“Pour a double gin,
here’s to your double chin”
Back when Adam Sandler was, you know, tolerable, he did rom-coms like 1998’s The Wedding Singer and where even moderately successful films go, musical theatre adaptations surely follow. Tim Herlihy adapts his own screenplay along with lyricist Chad Beguelin, and original music comes from Matthew Sklar, and the result is a perfectly competent piece of musical theatre which is fun without ever really being fantastic.
Opening at Leicester’s Curve ahead of a 8 month long UK tour (dates and venue at the end of this review), you can see where Nick Winston’s production has made its key decisions – Francis O’Connor’s set has its eye on quick get-outs and so Jack Henry’s video projections do a lot of the heavy lifting in setting the 80s milieu. And the casting mixes West End reliability with TV name recognition, the cherry on the cake of course being Ruth Madoc.
But for all its way with a one-liner and any number of 80s references, there’s no denying the slightness of the plot and its lack of anything approaching dramatic tension or genuine characterisation. So the production has to rely on the fortunately immense acres of charm that Jon Robyns has as his disposal as the heart-sore Robbie, and Cassie Compton as his sweet colleague Julia are able to generate against the odds.
I still can’t look at Ray Quinn without seeing his murdering Scouse schoolboy from Brookside so his physicality now is even more disturbing, although suited here to his love rat Glen, and Roxanne Pallett does her best with flimsy writing as Julia’s best friend. Ruth Madoc as Robbie’s grandmother appears to be having the time of her life but only Samuel Holmes as one of Robbie’s bandmates manages to really break through in the supporting cast.

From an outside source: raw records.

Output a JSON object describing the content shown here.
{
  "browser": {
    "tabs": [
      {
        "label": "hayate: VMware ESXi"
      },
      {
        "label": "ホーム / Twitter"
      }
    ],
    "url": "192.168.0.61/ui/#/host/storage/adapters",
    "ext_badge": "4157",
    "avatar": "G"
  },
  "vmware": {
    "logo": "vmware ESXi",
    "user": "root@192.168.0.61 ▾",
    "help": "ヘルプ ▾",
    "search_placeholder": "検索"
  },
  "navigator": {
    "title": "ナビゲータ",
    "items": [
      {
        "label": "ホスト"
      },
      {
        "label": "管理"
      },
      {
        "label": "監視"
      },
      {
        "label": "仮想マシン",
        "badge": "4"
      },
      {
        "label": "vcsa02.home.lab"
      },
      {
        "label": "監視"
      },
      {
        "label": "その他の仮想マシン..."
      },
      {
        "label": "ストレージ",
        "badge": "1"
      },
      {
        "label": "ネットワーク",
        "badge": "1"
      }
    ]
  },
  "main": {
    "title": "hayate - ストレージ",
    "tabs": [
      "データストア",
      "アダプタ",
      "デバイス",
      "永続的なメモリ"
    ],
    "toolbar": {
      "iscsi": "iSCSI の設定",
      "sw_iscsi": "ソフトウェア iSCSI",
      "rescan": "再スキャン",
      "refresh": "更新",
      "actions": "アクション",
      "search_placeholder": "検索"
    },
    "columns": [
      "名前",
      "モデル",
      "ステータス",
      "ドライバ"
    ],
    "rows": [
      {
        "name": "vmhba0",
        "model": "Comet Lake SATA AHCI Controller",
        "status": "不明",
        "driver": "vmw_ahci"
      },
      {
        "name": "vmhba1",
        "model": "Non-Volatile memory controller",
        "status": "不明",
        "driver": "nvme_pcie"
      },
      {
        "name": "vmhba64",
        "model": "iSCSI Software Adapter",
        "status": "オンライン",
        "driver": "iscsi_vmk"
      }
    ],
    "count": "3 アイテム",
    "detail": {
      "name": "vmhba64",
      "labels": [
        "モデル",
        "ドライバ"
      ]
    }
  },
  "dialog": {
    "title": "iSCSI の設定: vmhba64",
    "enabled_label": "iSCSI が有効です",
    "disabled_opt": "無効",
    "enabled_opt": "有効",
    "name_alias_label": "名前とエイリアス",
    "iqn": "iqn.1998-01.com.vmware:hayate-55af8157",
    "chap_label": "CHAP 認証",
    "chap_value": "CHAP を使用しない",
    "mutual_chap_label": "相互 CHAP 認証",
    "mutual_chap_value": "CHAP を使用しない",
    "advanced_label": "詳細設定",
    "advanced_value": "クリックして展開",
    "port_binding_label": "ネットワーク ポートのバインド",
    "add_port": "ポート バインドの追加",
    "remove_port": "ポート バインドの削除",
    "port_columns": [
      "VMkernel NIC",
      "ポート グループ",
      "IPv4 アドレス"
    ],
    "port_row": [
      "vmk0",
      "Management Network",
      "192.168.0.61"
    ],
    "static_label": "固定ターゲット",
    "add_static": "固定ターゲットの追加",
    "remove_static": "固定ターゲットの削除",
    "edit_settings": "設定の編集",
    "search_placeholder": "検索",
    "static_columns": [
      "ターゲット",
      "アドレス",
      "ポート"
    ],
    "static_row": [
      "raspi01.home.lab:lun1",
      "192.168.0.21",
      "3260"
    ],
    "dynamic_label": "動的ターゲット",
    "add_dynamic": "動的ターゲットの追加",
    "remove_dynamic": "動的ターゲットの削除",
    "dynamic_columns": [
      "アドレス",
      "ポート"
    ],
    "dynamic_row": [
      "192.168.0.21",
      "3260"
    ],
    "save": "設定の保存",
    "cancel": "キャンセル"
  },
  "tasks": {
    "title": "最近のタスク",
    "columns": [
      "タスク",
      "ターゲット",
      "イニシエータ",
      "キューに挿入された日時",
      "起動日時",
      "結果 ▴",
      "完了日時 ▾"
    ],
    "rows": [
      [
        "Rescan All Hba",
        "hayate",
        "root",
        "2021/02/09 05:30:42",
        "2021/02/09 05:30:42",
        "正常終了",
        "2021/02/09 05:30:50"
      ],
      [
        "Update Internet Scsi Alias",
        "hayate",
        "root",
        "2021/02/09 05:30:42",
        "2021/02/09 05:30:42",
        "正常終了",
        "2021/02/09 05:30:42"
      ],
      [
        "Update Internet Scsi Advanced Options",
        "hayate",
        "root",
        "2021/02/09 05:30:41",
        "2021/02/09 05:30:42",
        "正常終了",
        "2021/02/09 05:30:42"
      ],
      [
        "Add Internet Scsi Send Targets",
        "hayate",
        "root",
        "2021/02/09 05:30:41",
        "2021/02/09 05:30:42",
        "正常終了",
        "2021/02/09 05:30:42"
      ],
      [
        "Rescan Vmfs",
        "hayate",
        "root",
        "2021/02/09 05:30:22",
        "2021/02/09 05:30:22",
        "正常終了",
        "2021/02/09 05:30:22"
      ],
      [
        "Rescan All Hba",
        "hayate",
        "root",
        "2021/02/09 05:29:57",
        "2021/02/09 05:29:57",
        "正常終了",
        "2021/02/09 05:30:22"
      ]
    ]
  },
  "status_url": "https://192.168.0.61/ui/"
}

The Wedding Singer is undoubtedly cheesy and it is fun in its best moments, Winston’s choreography having a lot to do with this. And Jon Robyns makes for the kind of leading man it’s hard to resist, his approachable everyman appeal perfect for the role here. His performance certainly elevates the material and it is for him, rather than the show at large, that you’ll say ‘I do’.